*TASK DESCRIPTION*
Pick out all lines with the word "this" from the records that follow.

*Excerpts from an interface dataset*
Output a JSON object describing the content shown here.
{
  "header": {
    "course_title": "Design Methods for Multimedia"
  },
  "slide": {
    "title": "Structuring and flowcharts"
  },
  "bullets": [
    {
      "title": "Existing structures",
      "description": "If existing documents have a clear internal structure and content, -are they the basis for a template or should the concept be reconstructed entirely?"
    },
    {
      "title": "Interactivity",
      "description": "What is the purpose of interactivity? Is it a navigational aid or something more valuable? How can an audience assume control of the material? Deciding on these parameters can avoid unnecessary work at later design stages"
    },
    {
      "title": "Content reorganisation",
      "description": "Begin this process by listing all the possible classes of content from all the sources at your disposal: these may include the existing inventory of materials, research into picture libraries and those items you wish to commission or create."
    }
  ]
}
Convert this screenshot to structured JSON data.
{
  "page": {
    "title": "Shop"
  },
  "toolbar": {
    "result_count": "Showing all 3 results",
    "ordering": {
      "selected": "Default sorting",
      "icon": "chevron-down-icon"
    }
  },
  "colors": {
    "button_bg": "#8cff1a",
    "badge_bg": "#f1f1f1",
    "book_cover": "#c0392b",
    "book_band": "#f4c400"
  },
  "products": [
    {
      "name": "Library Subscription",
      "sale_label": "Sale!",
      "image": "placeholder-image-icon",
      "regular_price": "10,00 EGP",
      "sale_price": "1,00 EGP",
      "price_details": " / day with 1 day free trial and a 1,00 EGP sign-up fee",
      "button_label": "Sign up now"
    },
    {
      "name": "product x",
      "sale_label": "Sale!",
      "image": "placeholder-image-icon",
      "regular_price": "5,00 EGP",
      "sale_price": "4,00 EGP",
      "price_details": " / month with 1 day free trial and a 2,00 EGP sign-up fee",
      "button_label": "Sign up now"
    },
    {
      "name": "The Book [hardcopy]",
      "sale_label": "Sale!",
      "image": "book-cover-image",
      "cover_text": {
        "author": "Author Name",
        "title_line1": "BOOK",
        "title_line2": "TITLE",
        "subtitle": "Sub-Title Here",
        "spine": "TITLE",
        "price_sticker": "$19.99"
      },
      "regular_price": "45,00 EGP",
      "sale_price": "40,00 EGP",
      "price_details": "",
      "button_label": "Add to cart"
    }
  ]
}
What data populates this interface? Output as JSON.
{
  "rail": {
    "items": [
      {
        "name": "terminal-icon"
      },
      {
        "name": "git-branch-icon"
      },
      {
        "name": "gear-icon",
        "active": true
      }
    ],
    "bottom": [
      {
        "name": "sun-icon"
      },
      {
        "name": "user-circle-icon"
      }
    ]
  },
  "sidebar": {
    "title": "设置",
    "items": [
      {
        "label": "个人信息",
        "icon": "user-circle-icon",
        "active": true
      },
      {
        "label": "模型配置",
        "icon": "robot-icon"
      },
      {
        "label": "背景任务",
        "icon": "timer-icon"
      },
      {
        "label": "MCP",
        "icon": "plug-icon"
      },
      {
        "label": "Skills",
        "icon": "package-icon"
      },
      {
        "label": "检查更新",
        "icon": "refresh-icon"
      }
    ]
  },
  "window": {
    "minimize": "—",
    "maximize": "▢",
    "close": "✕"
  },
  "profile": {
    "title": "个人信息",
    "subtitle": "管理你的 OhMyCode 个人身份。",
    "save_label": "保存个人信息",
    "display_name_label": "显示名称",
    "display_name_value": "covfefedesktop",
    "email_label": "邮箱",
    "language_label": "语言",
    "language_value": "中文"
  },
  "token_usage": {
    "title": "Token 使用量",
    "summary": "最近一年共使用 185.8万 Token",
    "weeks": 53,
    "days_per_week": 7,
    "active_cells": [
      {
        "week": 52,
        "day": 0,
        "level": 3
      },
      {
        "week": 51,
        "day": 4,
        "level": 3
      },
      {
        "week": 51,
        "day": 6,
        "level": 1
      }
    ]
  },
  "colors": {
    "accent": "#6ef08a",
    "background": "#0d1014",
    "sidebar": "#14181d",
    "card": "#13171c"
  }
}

*EXERCISE RESULT*
      "description": "Begin this process by listing all the possible classes of content from all the sources at your disposal: these may include the existing inventory of materials, research into picture libraries and those items you wish to commission or create."
Convert this screenshot to structured JSON data.
What data populates this interface? Output as JSON.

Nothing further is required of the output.